Lines that contain the string "поставки" are the ones to list; copy all of them from the records.

----- Material shown -----

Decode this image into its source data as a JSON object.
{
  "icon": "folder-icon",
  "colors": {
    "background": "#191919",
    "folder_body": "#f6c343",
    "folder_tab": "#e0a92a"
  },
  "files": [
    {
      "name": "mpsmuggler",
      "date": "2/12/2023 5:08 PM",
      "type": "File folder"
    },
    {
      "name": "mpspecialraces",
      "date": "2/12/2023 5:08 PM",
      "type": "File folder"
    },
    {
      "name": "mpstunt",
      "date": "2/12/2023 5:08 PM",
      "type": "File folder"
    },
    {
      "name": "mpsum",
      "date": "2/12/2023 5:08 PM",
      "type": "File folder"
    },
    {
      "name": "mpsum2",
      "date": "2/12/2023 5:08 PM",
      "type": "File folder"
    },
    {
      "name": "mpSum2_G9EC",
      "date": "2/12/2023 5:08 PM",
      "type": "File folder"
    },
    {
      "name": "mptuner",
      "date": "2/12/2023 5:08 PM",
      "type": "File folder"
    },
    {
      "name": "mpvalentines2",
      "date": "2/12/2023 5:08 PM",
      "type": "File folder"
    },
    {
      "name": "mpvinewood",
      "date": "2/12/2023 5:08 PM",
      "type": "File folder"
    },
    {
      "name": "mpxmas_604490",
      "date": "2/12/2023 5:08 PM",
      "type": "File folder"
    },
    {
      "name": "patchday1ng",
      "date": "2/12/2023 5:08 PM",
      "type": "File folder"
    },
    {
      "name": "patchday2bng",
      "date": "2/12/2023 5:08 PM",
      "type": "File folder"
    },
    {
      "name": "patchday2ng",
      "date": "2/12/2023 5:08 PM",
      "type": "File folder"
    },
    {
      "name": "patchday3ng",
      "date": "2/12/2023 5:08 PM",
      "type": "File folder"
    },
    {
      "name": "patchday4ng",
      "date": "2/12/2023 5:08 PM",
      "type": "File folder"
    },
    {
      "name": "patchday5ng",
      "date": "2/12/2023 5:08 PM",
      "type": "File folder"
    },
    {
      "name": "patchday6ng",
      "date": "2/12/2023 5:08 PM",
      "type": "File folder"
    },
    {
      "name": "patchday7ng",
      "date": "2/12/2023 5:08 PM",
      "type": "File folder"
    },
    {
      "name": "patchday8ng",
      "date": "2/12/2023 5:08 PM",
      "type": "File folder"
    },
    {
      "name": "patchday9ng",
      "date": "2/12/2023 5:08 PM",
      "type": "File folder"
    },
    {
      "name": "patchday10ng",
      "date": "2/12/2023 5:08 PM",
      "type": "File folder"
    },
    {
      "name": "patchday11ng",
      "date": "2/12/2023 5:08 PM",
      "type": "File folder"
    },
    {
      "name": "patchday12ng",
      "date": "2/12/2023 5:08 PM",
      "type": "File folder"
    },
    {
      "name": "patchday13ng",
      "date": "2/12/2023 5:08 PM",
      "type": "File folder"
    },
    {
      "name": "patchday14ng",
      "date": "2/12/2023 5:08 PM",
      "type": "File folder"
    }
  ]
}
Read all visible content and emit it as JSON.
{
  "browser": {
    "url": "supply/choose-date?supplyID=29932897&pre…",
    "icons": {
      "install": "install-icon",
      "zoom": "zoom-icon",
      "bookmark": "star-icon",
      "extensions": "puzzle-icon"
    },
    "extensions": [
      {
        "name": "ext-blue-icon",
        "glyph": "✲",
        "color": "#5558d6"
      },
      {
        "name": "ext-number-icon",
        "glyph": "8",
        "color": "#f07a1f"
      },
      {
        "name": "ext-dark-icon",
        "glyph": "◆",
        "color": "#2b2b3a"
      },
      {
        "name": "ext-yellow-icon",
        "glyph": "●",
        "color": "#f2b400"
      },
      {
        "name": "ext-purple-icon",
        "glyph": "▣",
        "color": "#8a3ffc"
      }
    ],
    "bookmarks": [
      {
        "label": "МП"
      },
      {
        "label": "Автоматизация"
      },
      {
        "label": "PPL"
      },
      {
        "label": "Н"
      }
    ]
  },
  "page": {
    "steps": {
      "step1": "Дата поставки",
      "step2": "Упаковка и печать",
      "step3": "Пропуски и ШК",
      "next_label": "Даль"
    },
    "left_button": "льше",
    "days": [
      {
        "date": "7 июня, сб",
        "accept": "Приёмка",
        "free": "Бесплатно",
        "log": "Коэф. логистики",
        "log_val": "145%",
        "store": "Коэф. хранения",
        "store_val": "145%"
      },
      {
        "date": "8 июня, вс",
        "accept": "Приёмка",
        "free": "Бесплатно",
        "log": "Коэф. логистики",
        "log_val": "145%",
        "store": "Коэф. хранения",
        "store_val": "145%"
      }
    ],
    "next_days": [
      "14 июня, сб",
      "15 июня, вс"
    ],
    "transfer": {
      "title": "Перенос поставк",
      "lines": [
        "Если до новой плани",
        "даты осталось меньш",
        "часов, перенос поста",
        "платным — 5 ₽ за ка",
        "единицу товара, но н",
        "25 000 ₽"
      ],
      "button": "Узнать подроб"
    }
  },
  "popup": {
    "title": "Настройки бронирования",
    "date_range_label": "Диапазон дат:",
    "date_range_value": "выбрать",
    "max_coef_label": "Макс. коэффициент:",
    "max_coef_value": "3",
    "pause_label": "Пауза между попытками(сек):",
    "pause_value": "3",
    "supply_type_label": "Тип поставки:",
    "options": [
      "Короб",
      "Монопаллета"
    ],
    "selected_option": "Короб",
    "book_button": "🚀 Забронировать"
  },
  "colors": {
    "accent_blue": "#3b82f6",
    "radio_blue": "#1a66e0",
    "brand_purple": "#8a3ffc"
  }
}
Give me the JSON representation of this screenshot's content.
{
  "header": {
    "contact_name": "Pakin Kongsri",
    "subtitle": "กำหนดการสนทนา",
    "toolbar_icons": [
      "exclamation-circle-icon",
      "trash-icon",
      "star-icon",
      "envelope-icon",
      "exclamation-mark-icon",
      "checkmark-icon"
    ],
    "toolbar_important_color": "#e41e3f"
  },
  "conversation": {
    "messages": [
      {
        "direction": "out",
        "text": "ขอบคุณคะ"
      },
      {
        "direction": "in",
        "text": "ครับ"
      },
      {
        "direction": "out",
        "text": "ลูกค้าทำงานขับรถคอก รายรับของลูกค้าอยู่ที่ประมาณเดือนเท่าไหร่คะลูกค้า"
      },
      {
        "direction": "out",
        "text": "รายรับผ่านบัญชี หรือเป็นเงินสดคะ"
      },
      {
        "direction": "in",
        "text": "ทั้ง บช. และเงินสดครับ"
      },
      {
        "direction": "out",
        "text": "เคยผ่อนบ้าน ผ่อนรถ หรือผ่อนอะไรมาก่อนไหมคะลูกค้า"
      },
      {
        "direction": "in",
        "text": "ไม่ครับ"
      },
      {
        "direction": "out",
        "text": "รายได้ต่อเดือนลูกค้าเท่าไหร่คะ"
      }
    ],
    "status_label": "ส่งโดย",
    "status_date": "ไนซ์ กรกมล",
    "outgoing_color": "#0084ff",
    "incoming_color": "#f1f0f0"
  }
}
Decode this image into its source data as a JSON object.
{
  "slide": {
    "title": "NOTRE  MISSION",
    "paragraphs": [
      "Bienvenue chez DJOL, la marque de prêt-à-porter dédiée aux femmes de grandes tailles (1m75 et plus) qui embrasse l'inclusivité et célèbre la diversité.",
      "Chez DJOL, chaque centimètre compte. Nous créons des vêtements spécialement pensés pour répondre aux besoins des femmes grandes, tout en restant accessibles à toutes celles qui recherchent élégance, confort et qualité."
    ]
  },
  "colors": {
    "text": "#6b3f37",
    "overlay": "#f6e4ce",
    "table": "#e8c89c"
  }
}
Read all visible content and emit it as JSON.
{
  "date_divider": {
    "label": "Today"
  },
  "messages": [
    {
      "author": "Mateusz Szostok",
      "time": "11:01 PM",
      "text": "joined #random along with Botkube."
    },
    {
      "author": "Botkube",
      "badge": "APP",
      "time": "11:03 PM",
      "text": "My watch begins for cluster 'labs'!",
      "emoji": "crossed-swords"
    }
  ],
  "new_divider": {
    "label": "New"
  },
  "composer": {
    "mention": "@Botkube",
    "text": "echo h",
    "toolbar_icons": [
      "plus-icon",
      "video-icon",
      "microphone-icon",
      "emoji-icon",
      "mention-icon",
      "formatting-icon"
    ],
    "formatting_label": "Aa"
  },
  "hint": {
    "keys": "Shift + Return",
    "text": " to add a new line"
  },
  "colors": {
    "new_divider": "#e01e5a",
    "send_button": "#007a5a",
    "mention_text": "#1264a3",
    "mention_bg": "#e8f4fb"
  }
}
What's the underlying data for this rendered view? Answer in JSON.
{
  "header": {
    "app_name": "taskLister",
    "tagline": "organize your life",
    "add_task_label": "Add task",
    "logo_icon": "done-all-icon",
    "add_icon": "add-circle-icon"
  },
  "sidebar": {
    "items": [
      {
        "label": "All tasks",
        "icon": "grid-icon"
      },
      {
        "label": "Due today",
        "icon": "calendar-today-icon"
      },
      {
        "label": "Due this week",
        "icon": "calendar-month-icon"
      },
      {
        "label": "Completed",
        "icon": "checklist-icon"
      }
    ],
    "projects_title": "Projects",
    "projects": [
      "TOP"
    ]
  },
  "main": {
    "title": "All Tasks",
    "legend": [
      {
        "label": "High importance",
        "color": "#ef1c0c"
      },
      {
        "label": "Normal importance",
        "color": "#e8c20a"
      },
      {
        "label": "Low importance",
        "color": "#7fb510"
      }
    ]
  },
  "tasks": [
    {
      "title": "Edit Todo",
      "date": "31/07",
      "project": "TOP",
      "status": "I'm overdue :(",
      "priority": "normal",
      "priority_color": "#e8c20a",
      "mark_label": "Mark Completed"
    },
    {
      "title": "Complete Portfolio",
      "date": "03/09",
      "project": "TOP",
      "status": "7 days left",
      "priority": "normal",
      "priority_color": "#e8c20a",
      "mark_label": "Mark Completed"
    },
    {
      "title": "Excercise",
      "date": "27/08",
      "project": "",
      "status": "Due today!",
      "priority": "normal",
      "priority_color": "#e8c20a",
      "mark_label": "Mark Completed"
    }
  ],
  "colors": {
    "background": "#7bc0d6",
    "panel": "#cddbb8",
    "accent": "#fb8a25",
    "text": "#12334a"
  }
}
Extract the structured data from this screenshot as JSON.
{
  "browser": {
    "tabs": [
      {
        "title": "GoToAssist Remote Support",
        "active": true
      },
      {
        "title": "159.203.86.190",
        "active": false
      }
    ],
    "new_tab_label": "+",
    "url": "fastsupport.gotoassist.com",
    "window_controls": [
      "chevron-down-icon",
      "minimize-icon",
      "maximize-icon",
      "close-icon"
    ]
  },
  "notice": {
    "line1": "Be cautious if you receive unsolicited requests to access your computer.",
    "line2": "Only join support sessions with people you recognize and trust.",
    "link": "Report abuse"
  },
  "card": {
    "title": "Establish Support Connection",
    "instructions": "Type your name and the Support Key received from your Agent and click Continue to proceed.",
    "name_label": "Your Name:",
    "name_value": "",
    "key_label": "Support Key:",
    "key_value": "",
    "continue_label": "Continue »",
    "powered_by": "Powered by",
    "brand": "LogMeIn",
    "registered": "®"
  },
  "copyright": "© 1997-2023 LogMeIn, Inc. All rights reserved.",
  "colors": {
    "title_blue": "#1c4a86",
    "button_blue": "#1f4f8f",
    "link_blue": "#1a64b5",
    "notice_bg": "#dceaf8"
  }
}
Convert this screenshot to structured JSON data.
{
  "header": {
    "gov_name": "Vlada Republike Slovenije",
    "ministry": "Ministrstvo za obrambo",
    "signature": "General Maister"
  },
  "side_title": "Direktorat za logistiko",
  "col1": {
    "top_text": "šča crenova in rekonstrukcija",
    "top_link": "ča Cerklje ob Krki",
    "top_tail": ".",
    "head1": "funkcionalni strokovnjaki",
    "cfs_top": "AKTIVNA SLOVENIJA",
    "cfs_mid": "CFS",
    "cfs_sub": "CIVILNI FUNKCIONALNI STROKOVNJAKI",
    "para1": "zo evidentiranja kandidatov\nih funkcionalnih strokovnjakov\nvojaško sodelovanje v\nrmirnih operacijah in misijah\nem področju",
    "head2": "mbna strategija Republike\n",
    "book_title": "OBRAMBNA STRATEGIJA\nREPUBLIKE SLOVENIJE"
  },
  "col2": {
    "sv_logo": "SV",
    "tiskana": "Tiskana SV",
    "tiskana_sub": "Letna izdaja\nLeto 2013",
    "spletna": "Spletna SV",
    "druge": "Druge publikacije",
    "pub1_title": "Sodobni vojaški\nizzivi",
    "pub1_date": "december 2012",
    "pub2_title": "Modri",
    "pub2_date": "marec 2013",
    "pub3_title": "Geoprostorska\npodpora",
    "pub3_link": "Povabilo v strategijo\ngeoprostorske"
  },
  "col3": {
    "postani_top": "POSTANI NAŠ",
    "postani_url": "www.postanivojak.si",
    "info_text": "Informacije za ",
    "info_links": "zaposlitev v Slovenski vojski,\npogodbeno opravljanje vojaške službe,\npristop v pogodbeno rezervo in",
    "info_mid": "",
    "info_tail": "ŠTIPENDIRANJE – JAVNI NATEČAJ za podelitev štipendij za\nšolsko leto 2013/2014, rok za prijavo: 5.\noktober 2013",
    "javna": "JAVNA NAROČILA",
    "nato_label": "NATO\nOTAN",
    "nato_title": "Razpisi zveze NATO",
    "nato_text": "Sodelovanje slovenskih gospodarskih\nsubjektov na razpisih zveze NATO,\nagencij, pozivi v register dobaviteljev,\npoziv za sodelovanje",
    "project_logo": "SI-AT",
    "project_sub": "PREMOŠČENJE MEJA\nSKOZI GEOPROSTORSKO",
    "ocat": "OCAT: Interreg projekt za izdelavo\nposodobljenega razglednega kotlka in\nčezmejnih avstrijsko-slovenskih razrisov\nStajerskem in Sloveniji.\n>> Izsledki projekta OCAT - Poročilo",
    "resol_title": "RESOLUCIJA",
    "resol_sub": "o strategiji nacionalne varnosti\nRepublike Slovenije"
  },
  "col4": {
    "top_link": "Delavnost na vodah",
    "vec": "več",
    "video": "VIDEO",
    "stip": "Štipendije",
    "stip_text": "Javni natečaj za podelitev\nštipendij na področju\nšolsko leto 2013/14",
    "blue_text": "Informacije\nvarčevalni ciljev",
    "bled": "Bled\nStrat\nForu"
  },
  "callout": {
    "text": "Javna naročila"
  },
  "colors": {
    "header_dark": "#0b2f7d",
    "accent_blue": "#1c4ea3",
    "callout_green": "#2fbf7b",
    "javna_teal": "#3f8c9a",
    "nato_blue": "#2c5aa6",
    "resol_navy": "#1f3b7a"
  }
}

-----

Answer section ▸
      "step1": "Дата поставки",
    "supply_type_label": "Тип поставки:",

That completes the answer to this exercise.